Examine each line of the data, and copy the ones containing "JSON".

[App and web page records]
====
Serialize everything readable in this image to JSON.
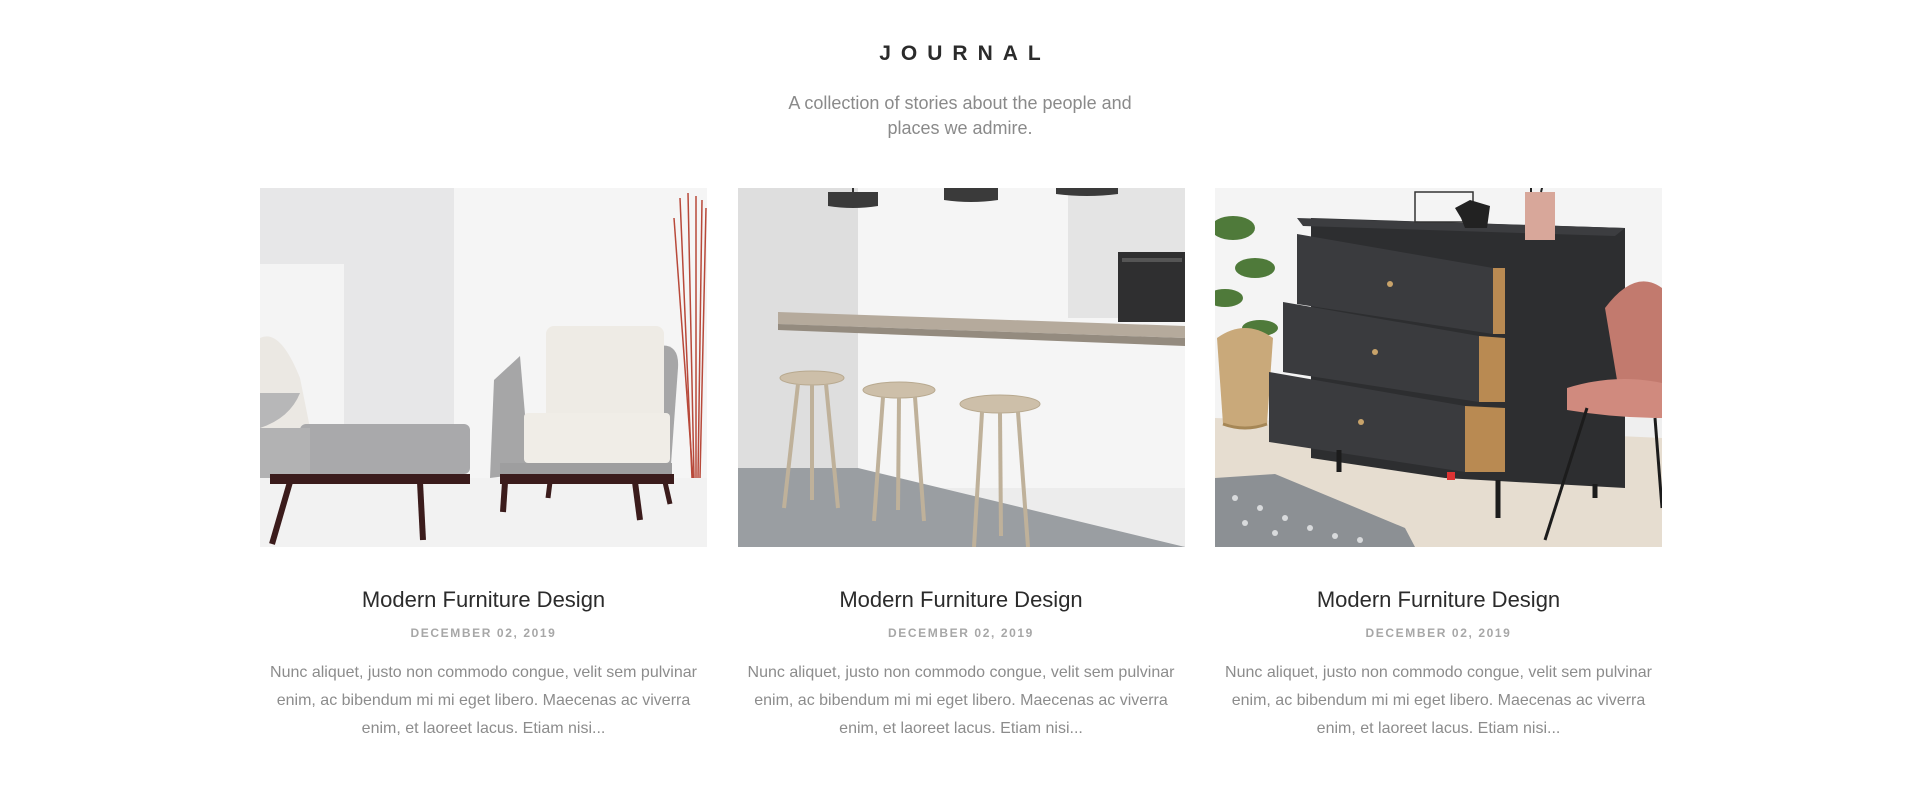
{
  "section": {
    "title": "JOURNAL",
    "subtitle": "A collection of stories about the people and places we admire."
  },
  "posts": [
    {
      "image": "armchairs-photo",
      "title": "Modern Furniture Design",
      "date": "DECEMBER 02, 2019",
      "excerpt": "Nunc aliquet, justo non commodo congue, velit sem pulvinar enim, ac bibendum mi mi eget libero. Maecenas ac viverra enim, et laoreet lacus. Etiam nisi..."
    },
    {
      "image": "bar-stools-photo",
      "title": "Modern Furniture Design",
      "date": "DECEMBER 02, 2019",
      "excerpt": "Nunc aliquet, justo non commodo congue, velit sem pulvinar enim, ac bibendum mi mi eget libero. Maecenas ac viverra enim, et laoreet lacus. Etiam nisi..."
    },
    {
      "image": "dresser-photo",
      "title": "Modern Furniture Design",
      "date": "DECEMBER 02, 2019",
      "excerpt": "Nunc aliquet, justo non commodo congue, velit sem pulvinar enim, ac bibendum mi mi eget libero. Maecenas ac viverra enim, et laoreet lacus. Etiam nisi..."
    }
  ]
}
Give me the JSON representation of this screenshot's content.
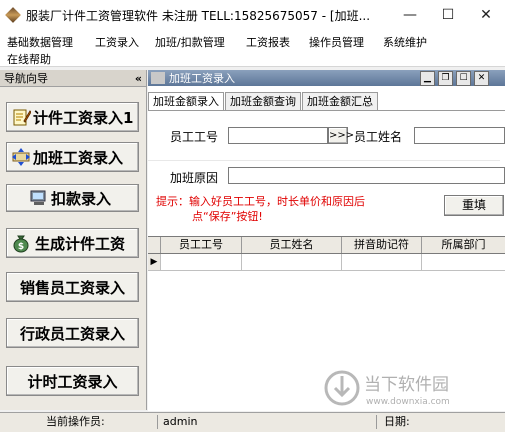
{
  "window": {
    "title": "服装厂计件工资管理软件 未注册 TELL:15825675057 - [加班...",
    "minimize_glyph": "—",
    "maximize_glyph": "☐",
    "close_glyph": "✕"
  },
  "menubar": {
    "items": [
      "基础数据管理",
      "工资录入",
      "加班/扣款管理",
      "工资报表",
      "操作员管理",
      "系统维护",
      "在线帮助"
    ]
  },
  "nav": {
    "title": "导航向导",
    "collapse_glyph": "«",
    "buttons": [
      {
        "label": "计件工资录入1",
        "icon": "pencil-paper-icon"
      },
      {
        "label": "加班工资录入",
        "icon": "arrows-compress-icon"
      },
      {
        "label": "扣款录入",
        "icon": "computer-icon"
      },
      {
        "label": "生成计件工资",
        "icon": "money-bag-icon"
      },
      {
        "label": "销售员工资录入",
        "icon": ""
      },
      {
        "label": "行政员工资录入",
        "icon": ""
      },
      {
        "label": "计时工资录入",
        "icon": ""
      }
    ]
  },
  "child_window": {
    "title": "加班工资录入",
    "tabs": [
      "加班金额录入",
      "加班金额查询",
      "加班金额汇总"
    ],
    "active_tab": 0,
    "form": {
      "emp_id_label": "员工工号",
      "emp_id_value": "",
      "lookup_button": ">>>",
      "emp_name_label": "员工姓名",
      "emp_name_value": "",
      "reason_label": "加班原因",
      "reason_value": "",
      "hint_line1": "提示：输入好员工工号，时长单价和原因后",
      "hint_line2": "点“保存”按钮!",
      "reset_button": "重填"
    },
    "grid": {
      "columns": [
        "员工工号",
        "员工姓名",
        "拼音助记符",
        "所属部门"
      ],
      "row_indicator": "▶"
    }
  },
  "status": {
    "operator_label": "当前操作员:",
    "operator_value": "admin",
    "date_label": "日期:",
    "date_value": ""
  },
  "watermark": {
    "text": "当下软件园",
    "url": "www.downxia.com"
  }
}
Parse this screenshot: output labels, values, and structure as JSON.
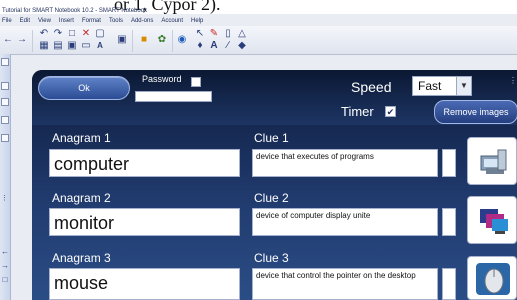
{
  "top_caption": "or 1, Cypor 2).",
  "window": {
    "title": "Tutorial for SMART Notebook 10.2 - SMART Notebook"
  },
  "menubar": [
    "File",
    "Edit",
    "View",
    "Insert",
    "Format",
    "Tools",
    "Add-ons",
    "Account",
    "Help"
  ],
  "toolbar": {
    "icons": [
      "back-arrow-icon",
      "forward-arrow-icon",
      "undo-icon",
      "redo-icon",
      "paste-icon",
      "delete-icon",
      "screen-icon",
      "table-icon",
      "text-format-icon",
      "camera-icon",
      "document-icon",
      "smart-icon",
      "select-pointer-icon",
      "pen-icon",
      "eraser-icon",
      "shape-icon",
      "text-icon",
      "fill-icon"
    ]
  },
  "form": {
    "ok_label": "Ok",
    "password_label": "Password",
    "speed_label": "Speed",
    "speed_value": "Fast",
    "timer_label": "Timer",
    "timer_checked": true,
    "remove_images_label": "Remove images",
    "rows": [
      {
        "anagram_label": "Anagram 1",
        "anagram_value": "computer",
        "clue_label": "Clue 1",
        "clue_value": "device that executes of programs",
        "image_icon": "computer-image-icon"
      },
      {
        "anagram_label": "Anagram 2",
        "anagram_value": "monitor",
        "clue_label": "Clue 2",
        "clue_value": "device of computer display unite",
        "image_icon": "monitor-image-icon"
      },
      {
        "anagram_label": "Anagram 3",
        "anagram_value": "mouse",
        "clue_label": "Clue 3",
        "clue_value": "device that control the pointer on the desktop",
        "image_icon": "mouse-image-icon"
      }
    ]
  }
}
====
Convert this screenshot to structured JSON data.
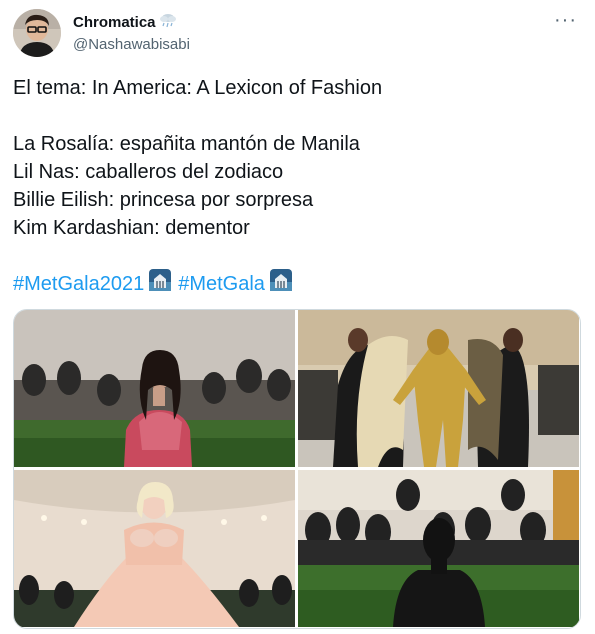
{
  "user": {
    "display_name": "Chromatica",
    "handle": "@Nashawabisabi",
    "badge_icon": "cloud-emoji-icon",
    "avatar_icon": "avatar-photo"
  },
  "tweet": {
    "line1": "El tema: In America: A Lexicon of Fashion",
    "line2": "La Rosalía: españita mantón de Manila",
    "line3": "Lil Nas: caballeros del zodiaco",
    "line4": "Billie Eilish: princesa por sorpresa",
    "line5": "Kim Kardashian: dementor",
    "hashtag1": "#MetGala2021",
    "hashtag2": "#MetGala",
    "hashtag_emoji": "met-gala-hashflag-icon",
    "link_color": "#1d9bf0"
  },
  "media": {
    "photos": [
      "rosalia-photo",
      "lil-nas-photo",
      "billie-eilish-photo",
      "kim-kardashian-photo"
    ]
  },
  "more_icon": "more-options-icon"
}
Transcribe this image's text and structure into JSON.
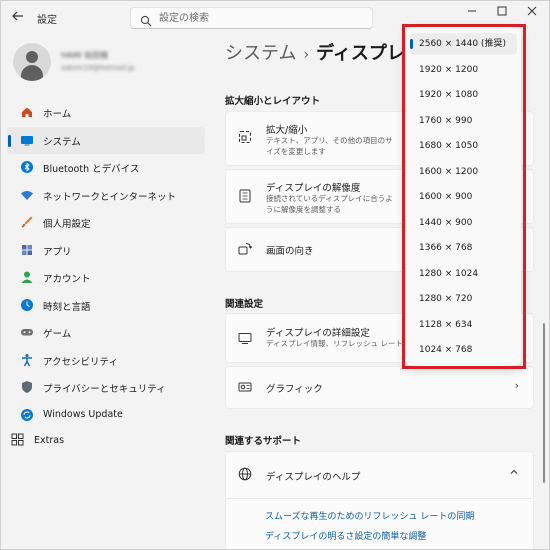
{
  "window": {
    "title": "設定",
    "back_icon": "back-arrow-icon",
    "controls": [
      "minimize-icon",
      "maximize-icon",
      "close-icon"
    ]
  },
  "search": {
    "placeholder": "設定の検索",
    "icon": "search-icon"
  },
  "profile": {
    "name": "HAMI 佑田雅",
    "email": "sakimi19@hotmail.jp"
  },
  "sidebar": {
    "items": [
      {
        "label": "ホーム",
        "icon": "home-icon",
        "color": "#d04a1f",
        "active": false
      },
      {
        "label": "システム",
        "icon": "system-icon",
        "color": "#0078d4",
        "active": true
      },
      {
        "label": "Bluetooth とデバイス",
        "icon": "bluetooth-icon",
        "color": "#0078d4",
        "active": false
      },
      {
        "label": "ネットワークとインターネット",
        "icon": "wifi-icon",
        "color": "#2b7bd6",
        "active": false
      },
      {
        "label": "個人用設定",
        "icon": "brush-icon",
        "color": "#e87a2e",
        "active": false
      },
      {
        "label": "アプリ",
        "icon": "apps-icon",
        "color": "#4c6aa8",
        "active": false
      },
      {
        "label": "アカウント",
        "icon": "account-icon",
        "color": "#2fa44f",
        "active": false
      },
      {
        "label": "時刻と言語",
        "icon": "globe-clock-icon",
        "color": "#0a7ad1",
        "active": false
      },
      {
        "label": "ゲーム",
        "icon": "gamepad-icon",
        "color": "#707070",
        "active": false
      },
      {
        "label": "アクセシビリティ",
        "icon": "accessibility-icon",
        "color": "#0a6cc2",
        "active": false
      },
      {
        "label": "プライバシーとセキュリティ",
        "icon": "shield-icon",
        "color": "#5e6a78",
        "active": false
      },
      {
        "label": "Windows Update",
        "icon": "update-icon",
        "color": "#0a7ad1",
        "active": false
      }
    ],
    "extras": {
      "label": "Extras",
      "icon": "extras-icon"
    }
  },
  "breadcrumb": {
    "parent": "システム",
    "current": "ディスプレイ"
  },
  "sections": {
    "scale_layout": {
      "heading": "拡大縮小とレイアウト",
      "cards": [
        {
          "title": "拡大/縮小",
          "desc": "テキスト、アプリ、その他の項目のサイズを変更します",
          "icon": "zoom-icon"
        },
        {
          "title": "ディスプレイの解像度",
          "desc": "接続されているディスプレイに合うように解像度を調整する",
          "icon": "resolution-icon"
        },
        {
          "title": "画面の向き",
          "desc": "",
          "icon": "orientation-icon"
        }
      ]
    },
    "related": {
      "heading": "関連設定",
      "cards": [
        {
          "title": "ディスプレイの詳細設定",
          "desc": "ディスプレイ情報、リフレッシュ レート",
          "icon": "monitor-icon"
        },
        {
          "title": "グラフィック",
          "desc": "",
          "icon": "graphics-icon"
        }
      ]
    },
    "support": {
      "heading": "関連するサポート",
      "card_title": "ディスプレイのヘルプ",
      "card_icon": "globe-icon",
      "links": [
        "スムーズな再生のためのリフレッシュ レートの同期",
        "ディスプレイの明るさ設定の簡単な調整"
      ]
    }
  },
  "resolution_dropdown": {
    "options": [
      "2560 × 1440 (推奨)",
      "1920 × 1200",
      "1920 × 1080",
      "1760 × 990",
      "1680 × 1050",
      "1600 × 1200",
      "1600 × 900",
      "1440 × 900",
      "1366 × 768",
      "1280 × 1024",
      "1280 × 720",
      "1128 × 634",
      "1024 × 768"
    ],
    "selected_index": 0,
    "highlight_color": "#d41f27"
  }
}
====
EXERCISE ANSWER »
Serialize everything readable in this image to JSON.
Give me the JSON representation of this screenshot's content.
Parse this screenshot: output labels, values, and structure as JSON.
Convert this screenshot to structured JSON data.
Transcribe this image's text and structure into JSON.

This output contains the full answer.